The global extinction of coral has garnered a lot of attention over recent years, as it is arguably the oceans largest and most important ecosystem. It’s definitely the magnificent ocean experience with the lowest barrier to entry, you just have to get somewhere where they have one, and own a swimsuit. But recent studies show that most common sunscreens are extremely harmful to coral reefs, both contributing to bleaching and by damaging them on the genetic level. We are living in a world where coral is rapidly disappearing, already 40% of the great barrier reef, 75% of Carribean coral reefs, and 99% of Florida’s coral reefs are dead or gone. Sunscreen is a major factor in this disappearance, along with ocean acidification, pollution, and climate change. Coral accounts for a massive part of the world’s biodiversity, and human economy, as well as the oxygen in the air we breathe. Luckily, it is fairly easy to do your part on this issue! All you need to do is buy the right kind of sunscreen.
While the list of damaging ingredients in sunblock is long, it really boils down to 2 things to remember. That there are 2 kinds of sunscreen fundamentally, mineral and chemical. Mineral sunscreens use tiny crystals (usually zinc oxide and titanium dioxide), when these crystals are spread across the skin the reflect the UV rays. Chemical sunscreens aren’t “on” your skin but rather absorbed by it, and the compounds within it absorbs the UV rays and dissipate them as heat. Chemical sunscreens, once washed off your skin, will always eventually make it to the ocean where they harm coral reefs. There is also a significant body of evidence that these chemical sunscreen compounds make it farther into your body then the skin (such as blood, breast milk, etc.). However no studies have been able to significantly link this to any medical concerns in humans to date.

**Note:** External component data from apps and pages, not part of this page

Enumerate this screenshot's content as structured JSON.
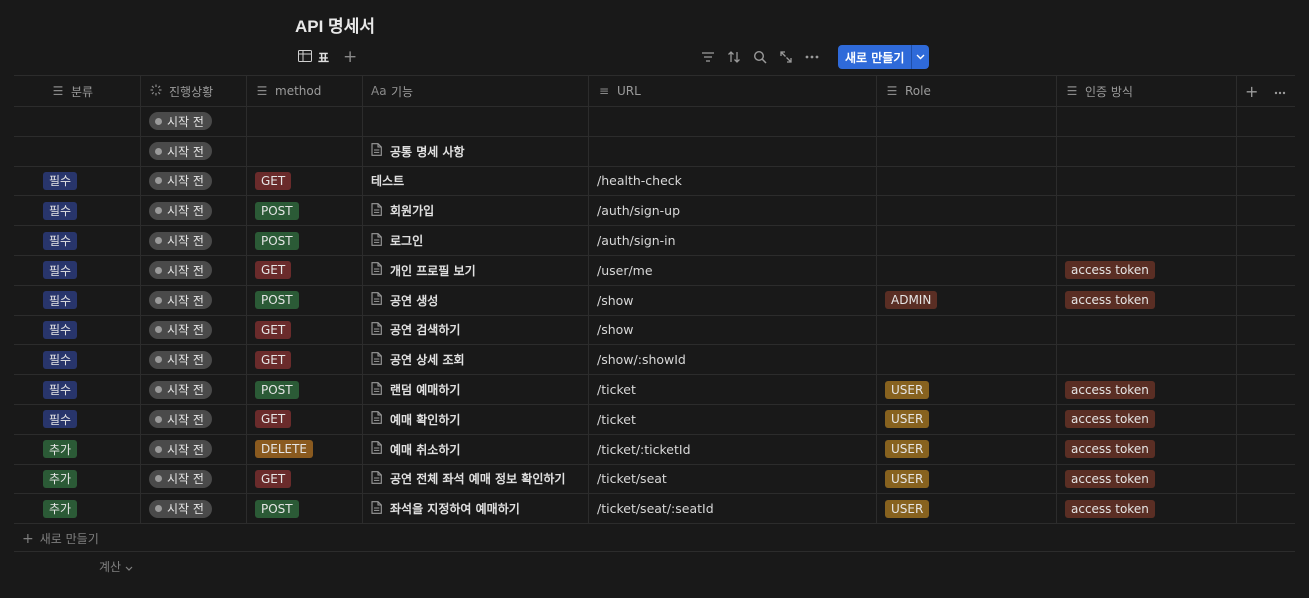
{
  "page": {
    "title": "API 명세서"
  },
  "view": {
    "tab_label": "표",
    "tab_icon": "table-icon",
    "add_icon": "plus-icon"
  },
  "toolbar": {
    "icons": [
      "filter-icon",
      "sort-icon",
      "search-icon",
      "expand-icon",
      "more-icon"
    ],
    "new_label": "새로 만들기",
    "accent": "#2f6ad9"
  },
  "columns": [
    {
      "label": "분류",
      "icon": "list-icon"
    },
    {
      "label": "진행상황",
      "icon": "status-icon"
    },
    {
      "label": "method",
      "icon": "list-icon"
    },
    {
      "label": "기능",
      "icon": "title-icon"
    },
    {
      "label": "URL",
      "icon": "text-icon"
    },
    {
      "label": "Role",
      "icon": "list-icon"
    },
    {
      "label": "인증 방식",
      "icon": "list-icon"
    }
  ],
  "colors": {
    "필수": "#28356b",
    "추가": "#2b5a36",
    "GET": "#6a2b2b",
    "POST": "#2b5a36",
    "DELETE": "#8a5a1f",
    "ADMIN": "#5a2e24",
    "USER": "#87621f",
    "access token": "#5a2e24"
  },
  "rows": [
    {
      "category": "",
      "status": "시작 전",
      "method": "",
      "name": "",
      "doc": false,
      "url": "",
      "role": "",
      "auth": ""
    },
    {
      "category": "",
      "status": "시작 전",
      "method": "",
      "name": "공통 명세 사항",
      "doc": true,
      "url": "",
      "role": "",
      "auth": ""
    },
    {
      "category": "필수",
      "status": "시작 전",
      "method": "GET",
      "name": "테스트",
      "doc": false,
      "url": "/health-check",
      "role": "",
      "auth": ""
    },
    {
      "category": "필수",
      "status": "시작 전",
      "method": "POST",
      "name": "회원가입",
      "doc": true,
      "url": "/auth/sign-up",
      "role": "",
      "auth": ""
    },
    {
      "category": "필수",
      "status": "시작 전",
      "method": "POST",
      "name": "로그인",
      "doc": true,
      "url": "/auth/sign-in",
      "role": "",
      "auth": ""
    },
    {
      "category": "필수",
      "status": "시작 전",
      "method": "GET",
      "name": "개인 프로필 보기",
      "doc": true,
      "url": "/user/me",
      "role": "",
      "auth": "access token"
    },
    {
      "category": "필수",
      "status": "시작 전",
      "method": "POST",
      "name": "공연 생성",
      "doc": true,
      "url": "/show",
      "role": "ADMIN",
      "auth": "access token"
    },
    {
      "category": "필수",
      "status": "시작 전",
      "method": "GET",
      "name": "공연 검색하기",
      "doc": true,
      "url": "/show",
      "role": "",
      "auth": ""
    },
    {
      "category": "필수",
      "status": "시작 전",
      "method": "GET",
      "name": "공연 상세 조회",
      "doc": true,
      "url": "/show/:showId",
      "role": "",
      "auth": ""
    },
    {
      "category": "필수",
      "status": "시작 전",
      "method": "POST",
      "name": "랜덤 예매하기",
      "doc": true,
      "url": "/ticket",
      "role": "USER",
      "auth": "access token"
    },
    {
      "category": "필수",
      "status": "시작 전",
      "method": "GET",
      "name": "예매 확인하기",
      "doc": true,
      "url": "/ticket",
      "role": "USER",
      "auth": "access token"
    },
    {
      "category": "추가",
      "status": "시작 전",
      "method": "DELETE",
      "name": "예매 취소하기",
      "doc": true,
      "url": "/ticket/:ticketId",
      "role": "USER",
      "auth": "access token"
    },
    {
      "category": "추가",
      "status": "시작 전",
      "method": "GET",
      "name": "공연 전체 좌석 예매 정보 확인하기",
      "doc": true,
      "url": "/ticket/seat",
      "role": "USER",
      "auth": "access token"
    },
    {
      "category": "추가",
      "status": "시작 전",
      "method": "POST",
      "name": "좌석을 지정하여 예매하기",
      "doc": true,
      "url": "/ticket/seat/:seatId",
      "role": "USER",
      "auth": "access token"
    }
  ],
  "footer": {
    "add_row_label": "새로 만들기",
    "calc_label": "계산"
  }
}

Mineral sunscreens on the other hand are healthy for the coral reef, and better for you. Because they just sit on top of your skin, like microscopic crystal armor, when you get in the shower and wash them off with soap there is no residue left in your body. So next time you go to stock up on sunscreen, please look for bottles labelled reef-safe. When in doubt check the ingredients, if it has more active ingredients then zinc oxide and titanium dioxide keep looking. And when applying mineral sunscreen remember its not exactly the same as chemical, it’s not a lotion. Most reef safe sunblock companies recommend making a small pea sized ball in your palm, spreading it on your hands, then blotting it on your skin like using a make-up sponge. Keep in mind you also don’t need to apply as much as with chemical sunscreen, one small pea should cover your whole face and neck, or an arm, for instance. Thanks for reading, and together, let’s work to make this world a better place for ourselves and those who will follow us.